The members of Klique East LA said that they are trying to put together a fundraiser to help out underprivileged children. One idea that was already planned was to have one at ELAC, yet it was scrapped at the last minute.
Felix, who dedicated the night to his son Isaac and in memory of his friend Ronald Lopez who died early last year, said that it was a small step in improving the neighborhood.
“I want to take it to a different level. I want to get the kids involved. I want to get the local high schools and colleges involved so they can display their works,” Felix said. “They are the future of thecommunity and I would love to unite the older generation with the new generation.”
This article has 3 Comments
Love the article. Being raised in ELA,I appreciate the talent. I graduated from Garfield HS in 1968, and was in the middle of this cultural revolution. Vietnam war, walkouts, car clubs, cruising the Blvd.and the artists. Keep up the good work for a great cause. And for the pride of all of us.

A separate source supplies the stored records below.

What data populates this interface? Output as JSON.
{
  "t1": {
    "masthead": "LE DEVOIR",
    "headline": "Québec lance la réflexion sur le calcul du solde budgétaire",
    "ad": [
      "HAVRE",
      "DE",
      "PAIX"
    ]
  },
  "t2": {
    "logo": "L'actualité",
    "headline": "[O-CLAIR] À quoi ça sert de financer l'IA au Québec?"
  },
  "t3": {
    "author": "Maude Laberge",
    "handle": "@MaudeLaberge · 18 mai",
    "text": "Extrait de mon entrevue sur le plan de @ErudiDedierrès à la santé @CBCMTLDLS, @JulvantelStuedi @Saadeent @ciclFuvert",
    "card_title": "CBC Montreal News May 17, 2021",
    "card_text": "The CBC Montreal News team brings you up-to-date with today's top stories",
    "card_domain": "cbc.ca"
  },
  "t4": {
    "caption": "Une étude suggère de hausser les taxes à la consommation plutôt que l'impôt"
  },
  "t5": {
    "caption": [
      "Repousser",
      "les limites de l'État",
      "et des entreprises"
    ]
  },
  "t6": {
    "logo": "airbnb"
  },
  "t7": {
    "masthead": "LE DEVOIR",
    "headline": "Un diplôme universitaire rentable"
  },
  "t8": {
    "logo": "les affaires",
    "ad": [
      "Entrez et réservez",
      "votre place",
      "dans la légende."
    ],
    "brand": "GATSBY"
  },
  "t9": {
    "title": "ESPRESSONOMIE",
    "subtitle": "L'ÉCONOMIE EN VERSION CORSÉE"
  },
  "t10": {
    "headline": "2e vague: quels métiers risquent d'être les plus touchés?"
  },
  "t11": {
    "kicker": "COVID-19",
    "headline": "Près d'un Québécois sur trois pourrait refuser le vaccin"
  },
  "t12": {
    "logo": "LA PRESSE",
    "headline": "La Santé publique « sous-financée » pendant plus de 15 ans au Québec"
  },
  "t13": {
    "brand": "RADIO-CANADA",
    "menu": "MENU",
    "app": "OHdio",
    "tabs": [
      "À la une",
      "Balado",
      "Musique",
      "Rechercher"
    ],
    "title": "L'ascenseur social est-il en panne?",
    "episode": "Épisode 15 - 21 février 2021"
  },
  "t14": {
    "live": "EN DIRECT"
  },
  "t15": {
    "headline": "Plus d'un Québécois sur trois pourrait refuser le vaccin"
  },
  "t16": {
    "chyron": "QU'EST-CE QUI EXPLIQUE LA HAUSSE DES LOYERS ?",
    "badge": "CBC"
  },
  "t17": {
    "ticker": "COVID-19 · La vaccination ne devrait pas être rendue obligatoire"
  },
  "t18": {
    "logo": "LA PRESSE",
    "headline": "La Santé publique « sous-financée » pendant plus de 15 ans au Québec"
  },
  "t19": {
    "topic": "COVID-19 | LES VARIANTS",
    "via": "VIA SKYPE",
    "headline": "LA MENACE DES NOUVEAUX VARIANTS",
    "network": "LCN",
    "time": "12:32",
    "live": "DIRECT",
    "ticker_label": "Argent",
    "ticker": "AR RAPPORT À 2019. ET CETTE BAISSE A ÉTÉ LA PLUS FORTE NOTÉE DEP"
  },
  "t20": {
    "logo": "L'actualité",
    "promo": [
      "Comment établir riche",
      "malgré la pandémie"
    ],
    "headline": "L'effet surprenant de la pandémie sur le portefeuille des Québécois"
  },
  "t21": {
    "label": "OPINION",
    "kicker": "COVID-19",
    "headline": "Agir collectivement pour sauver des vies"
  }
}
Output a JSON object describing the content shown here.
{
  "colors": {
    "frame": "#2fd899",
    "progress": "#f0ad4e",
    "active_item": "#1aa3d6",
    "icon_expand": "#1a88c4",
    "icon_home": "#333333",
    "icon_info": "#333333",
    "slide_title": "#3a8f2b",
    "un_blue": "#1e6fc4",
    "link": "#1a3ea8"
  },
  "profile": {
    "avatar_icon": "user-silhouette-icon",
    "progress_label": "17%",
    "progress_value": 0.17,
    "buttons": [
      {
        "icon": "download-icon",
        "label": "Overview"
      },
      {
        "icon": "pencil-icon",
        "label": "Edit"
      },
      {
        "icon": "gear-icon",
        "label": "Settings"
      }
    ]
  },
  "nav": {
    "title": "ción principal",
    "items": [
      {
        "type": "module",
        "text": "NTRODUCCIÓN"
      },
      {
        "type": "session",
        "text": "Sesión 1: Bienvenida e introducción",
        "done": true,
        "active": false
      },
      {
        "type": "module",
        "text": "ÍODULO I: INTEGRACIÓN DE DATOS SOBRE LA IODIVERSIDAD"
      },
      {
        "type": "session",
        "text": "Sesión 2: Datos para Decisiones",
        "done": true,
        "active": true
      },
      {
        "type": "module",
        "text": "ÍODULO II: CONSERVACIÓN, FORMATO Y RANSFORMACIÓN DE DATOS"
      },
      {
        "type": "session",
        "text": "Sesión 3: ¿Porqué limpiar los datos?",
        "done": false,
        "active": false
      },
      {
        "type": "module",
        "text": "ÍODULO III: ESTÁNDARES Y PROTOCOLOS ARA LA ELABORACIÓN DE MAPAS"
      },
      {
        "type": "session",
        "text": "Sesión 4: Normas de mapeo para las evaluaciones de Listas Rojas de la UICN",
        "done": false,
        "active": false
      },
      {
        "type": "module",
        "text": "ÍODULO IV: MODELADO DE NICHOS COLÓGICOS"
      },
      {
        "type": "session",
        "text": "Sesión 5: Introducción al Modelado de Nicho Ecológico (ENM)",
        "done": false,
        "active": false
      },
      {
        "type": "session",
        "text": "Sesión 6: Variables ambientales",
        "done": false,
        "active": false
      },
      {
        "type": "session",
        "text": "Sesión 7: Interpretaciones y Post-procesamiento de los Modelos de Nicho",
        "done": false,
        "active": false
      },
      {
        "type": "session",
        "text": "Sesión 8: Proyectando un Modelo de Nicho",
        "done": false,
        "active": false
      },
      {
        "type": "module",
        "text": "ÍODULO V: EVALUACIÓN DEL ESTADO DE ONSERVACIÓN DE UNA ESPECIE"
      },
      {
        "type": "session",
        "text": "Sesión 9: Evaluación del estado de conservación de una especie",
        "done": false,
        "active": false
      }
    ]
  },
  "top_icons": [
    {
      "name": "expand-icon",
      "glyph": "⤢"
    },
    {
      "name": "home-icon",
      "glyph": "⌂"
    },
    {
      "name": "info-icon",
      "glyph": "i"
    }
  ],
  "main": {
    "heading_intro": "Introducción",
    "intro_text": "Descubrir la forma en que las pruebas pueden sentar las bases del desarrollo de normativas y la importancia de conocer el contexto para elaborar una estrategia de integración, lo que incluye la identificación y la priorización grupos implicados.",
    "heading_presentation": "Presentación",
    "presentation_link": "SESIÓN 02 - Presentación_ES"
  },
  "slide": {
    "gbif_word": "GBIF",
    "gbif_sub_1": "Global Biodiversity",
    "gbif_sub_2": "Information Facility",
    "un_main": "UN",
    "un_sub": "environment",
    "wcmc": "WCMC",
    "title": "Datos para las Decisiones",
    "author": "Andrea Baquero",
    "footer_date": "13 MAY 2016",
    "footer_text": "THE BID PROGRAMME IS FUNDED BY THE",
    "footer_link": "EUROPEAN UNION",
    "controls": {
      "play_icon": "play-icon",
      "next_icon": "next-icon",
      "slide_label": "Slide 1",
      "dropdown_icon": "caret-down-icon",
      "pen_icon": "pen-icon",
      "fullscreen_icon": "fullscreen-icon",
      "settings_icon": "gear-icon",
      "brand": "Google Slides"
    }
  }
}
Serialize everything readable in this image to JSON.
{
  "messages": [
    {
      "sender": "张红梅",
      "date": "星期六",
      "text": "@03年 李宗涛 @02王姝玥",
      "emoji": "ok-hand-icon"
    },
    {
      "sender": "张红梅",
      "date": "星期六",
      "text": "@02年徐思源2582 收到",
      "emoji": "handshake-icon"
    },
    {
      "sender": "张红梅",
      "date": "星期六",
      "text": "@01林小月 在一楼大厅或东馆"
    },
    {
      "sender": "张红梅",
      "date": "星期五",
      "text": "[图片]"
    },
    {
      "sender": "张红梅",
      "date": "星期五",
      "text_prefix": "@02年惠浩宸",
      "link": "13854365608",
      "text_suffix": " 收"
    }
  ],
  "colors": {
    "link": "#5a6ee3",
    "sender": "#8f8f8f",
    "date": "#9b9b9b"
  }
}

Thank you, Magdalena. The writer of this article is actually a Garfield HS alum. Glad you enjoyed the article.
Thank you tge interviews keep up the good work.hope to see you are club functions.club meetings at Montebello park.next Sunday.
Ernie colacion sergeant of arms KLIQUE ELA